Do you ever have dinner guests that arrive at the worst possible time? Ones that you can’t or shouldn’t refuse, but you know it is not going to be a life giving event. How do you suck it up and get through? More importantly, how do you make sure everyone else in your house behaves themselves, doesn’t embarrass you by articulating the real feelings of the whānau? Do you threaten your kids with timeout for the next decade, do you bribe people with the great thing we will do tomorrow, do you try and make them happy as well as this unfortunate guest?
Now imagine that the guest sent out a press release about what time they were going to be at your house and the entire national media camped out on the road side pointing cameras into your house and at you for the days before your guest arrived. Do you try and make space to treat them as guests as well? Do you trespass them? Do you try and do what you’ve seen others on TV, give them a statement and go back inside?
Now imagine that you coped with this circus that your guest brought with them. It all went pretty well, you kept your smile for the cameras when the guest tried to tell you where they were going to sit at your table and what you were going to serve, you somehow managed to ask your son politely to eat with his fork when he grabbed the fish with his hands and you shook hands as they all left and graciously accepted their list of things to do better next year.
And now an email has arrived. That guest is coming back, same time, same place, same circus, next year.
Are you starting to get your head around what life is like for the marae committee at Te Tii Marae?
Ninety percent of the year, most marae are not conference facilities, accommodation, or a hotbed of iwi and hapū politics. Most marae are just a centre for a small community of people. Whilst maybe hundreds could conceivably connect with each marae throughout the country, most are run day to day by a small handful of people. Having been to Te Tii Marae outside of Waitangi Day, it was my perception that it was not much different in this sense from my own.
The other thing you may not have considered is that Te Tii Marae probably received no money from the Crown. Zero. Zilch. I imagine they apply for grants year in, year out, and use those to provide everything on that day for themselves. When the government or other parties arrive, they no doubt give a koha, but it will be your normal public service koha: it is barely polite and never ever generous. Te Tii Marae, in essence, pay for the right to be the collision space where the long term suffering of tāngata whenua meets the blithe ignorance and arrogance of the Crown.
This year 2017, my own view is Te Tii has put their foot wrong a number of times. Attempting to charge the media made the marae, not the Crown, the story, not letting English speak and then letting him and then apologising played right into the narrative the National Party wants to run about divisive Ngā Puhi, the weird stoush with Winston Peters telling him to get off the grass which is literally the road edge was petty and overly intimidating, another gift of a week of media to Winston.

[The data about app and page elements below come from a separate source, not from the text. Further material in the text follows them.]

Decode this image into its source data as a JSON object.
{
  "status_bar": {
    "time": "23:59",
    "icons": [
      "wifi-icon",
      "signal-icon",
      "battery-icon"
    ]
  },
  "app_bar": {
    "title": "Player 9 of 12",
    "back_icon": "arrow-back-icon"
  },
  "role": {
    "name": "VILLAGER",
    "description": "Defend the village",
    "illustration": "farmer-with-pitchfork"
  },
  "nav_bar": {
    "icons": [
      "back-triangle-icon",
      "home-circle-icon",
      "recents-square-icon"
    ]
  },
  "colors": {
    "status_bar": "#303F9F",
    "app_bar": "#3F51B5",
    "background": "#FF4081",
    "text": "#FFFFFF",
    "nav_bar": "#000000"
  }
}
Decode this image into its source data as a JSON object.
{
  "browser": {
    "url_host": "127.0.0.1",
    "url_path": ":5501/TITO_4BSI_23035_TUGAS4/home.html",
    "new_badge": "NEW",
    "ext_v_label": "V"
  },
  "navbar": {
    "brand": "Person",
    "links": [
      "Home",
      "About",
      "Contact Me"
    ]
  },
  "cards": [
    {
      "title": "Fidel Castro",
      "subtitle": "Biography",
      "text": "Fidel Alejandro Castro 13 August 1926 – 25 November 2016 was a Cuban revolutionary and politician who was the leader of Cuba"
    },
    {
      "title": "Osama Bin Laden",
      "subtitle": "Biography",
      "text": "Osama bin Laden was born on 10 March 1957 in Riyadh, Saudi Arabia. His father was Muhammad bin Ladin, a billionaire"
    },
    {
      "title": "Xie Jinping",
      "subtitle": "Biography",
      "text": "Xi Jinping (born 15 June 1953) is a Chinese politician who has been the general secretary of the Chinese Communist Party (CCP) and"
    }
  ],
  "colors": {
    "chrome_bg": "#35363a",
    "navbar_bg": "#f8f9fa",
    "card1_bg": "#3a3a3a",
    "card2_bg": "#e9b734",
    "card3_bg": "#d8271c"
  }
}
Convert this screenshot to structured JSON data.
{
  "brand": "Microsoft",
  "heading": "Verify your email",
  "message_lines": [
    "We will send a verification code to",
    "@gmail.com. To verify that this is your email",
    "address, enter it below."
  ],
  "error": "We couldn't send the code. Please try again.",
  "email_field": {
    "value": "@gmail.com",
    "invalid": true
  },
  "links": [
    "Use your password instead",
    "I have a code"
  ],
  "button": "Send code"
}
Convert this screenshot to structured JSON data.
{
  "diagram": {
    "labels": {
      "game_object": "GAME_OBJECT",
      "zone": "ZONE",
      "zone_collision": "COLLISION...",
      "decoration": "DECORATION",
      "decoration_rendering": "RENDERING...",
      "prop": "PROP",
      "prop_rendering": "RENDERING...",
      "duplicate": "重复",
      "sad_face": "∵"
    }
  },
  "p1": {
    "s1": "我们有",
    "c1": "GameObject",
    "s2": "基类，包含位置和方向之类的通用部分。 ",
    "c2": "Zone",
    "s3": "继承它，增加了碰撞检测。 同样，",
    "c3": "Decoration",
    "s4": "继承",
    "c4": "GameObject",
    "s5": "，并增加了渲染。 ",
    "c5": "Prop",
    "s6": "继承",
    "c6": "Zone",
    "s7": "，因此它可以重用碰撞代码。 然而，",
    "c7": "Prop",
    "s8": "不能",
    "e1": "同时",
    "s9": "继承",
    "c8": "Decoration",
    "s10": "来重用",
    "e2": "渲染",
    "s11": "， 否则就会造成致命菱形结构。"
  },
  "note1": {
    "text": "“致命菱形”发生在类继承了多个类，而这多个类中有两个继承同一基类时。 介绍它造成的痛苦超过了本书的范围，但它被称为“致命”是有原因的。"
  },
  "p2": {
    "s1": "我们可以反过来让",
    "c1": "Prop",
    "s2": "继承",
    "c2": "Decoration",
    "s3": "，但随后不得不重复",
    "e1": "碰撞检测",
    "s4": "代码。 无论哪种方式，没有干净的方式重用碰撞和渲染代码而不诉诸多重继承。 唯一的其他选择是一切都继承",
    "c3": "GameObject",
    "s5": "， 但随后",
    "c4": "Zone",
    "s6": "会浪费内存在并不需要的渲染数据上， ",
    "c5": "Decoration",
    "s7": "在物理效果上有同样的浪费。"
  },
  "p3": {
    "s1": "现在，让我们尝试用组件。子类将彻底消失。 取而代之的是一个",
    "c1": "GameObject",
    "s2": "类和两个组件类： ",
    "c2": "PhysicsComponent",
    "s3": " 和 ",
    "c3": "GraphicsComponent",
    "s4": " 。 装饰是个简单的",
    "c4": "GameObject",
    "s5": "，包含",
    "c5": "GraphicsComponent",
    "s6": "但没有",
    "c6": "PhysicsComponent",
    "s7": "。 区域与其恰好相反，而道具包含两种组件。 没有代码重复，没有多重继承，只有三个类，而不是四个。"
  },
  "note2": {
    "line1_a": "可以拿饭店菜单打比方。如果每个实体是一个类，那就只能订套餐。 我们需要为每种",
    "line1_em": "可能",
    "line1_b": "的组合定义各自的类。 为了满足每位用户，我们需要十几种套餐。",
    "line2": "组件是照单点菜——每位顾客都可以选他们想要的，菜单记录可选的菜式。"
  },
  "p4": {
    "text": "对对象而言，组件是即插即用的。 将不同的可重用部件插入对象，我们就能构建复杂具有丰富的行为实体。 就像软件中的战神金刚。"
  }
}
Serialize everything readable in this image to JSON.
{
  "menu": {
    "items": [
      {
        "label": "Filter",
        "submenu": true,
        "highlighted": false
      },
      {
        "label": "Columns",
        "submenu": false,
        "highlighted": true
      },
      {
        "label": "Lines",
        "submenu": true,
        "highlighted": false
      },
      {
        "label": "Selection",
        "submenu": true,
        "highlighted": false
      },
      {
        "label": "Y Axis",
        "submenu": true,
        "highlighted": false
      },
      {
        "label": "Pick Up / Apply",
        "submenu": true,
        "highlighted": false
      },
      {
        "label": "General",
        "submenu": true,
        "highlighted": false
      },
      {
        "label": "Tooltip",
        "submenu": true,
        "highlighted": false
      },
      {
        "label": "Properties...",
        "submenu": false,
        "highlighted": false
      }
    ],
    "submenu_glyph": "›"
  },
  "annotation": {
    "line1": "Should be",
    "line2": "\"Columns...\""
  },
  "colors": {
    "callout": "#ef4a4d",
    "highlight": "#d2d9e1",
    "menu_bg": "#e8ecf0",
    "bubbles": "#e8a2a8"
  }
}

However, I am deeply sympathetic for what it is like to actually run a marae. There are fewer people willing to put their hands up, most marae is an almost uninsurable million plus dollar facility, fewer people understand te reo Māori and hold the knowledge of the appropriate tikanga. On top of all of that, you are carrying all of this with your close relatives, the ones you love, the ones that love you, and the ones you hate.It is a wicked alchemy that none of us would choose to put on camera.
Te Tii Marae doesn’t get to make that choice unfortunately. But you and I get to choose how we regard the people of Te Tii Marae. We can choose to put expectations on them that we ourselves would be unwilling to carry, or we can see their humanity and their best intentions, and just say thanks to them for trying to carry the burdensome legacy of our Tiriti o Waitangi, however flawed the effort.